On Monday night, Rep. Nancy Mace told reporters she would oppose a measure kicking Democratic Rep. Ilhan Omar off the House Foreign Affairs Committee. With several other Republicans voicing concerns over the move and some absences this week, the push would be an early test of the Republican whip operation in a slim majority.
Pressure from Republican leaders began building on Mace quickly: As he walked by while Mace spoke to reporters, House Majority Leader Steve Scalise quipped that “after she and I talk,” Mace’s vote might change. Mace brushed off that possibility: “Ha ha, yeah, okay,” she responded to Scalise in an interview with Mychael Schnell of The Hill. “No.”
But the measure ultimately passed with two votes to spare Thursday with Mace’s support. The showdown—and behind-the-scenes deal Mace cut with House Speaker Kevin McCarthy—show how the tight Republican majority is forcing GOP leaders to the negotiating table to advance their agenda.

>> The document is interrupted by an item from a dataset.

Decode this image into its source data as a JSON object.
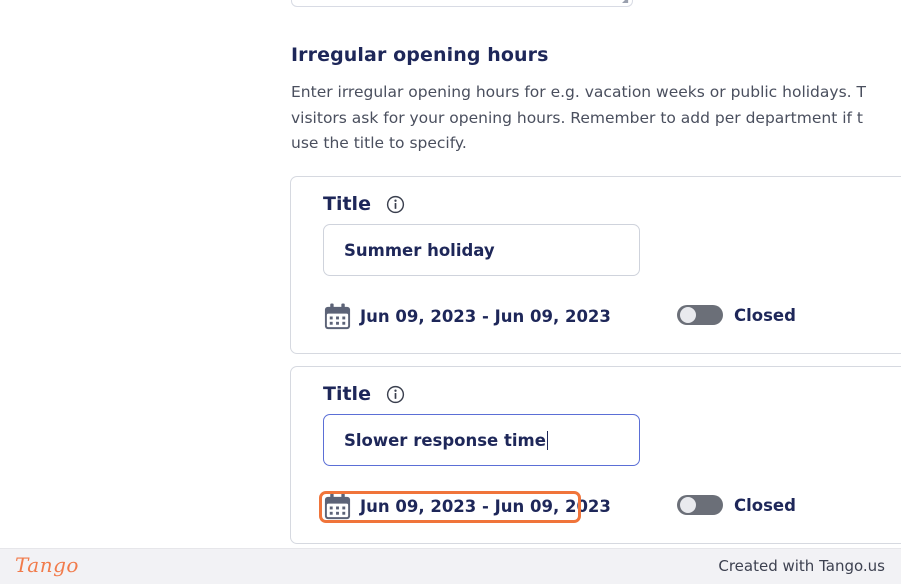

Republican leaders planned to remove Omar from Foreign Affairs because of antisemitic comments she made in 2019. It was also, in part, a response to Democrats: When they controlled the House in the last Congress, Democratic leaders moved to boot GOP Reps. Marjorie Taylor Greene and Paul Gosar from their committees for their own controversial statements, a departure from party leaders policing their own members.